Goal of the exercise ▸ Copy out each line of the listing below that contains the word "title".

____

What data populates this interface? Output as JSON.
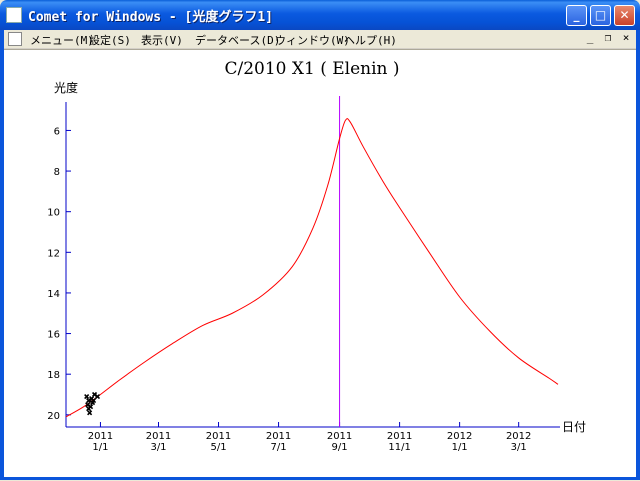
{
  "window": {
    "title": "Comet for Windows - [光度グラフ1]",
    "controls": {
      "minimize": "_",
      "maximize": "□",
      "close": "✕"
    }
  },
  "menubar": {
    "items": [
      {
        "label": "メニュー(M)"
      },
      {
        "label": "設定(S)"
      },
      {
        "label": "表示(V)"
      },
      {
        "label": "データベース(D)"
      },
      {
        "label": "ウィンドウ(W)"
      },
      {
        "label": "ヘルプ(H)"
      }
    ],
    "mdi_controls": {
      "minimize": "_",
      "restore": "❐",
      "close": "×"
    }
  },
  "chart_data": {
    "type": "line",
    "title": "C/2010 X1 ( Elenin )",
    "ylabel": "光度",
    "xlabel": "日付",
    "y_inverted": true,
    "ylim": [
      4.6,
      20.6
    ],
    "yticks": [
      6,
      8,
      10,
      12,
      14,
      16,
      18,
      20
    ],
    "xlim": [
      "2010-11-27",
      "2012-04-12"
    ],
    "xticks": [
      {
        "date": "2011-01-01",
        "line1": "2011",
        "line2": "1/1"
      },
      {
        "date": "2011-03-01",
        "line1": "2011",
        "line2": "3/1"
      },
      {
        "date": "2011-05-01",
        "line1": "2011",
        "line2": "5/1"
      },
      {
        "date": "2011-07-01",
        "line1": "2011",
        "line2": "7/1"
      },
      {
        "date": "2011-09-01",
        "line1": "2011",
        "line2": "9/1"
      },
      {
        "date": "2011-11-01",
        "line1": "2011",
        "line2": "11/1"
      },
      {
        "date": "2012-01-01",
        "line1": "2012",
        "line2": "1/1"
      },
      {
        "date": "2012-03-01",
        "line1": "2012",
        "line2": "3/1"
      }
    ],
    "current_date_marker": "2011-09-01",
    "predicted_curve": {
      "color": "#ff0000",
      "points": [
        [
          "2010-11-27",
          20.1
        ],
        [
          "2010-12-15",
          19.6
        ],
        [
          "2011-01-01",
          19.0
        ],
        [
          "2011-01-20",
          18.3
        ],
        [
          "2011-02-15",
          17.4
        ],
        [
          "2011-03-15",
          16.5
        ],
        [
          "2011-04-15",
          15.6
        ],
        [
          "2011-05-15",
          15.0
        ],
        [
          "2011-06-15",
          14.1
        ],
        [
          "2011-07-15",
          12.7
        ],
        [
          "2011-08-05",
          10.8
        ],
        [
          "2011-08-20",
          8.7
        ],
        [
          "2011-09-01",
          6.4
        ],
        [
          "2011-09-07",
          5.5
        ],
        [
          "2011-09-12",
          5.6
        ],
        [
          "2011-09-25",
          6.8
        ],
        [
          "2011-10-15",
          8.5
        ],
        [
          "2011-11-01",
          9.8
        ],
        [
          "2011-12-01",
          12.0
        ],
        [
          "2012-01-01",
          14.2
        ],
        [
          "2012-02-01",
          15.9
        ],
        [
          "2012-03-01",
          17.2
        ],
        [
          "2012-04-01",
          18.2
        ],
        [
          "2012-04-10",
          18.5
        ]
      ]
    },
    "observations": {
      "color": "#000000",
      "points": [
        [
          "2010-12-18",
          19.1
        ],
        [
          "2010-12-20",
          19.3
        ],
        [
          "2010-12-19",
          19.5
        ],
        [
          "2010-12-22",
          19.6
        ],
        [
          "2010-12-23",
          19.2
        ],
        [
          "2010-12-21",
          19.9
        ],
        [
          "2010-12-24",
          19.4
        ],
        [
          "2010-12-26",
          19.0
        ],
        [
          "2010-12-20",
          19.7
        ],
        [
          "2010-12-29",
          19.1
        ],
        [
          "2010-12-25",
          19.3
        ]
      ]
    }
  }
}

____

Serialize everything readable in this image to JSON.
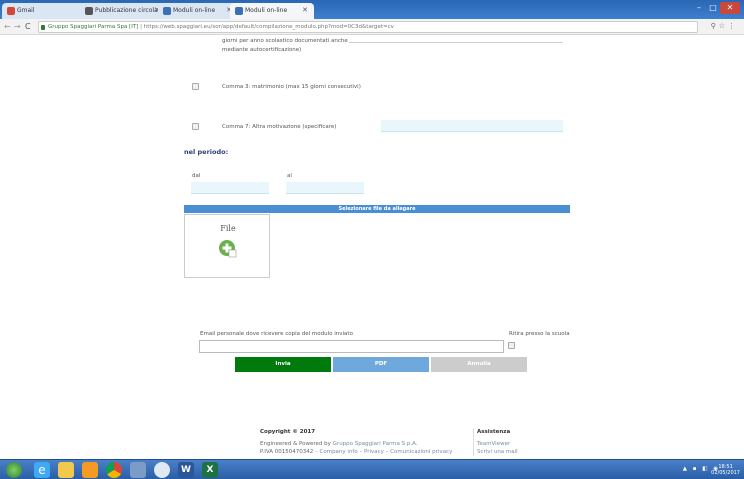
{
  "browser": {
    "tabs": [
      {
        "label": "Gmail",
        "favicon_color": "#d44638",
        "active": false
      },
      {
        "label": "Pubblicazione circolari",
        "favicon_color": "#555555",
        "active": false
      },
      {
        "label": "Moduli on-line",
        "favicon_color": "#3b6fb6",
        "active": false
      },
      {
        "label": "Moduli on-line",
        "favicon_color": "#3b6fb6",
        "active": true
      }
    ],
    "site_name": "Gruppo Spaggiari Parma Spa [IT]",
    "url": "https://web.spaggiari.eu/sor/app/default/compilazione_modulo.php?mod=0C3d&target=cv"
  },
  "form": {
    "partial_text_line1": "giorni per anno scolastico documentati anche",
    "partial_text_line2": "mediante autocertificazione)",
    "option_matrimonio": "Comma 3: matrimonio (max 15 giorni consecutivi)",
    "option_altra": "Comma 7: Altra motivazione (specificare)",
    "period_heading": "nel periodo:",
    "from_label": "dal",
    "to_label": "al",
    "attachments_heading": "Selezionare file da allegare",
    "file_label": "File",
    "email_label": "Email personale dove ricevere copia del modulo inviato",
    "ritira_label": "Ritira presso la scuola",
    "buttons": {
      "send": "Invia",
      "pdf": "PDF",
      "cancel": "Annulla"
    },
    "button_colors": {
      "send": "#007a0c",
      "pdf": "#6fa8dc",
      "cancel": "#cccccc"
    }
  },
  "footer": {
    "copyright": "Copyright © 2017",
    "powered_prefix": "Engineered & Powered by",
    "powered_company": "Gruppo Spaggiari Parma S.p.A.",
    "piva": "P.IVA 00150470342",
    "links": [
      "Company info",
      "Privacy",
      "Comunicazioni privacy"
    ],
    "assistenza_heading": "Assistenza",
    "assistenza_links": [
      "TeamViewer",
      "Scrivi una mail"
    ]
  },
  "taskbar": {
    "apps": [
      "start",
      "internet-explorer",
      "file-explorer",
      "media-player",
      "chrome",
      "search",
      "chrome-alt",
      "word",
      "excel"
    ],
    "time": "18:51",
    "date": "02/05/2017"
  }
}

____

Reply ▸
    "title": "Comet for Windows - [光度グラフ1]",
    "title": "C/2010 X1 ( Elenin )",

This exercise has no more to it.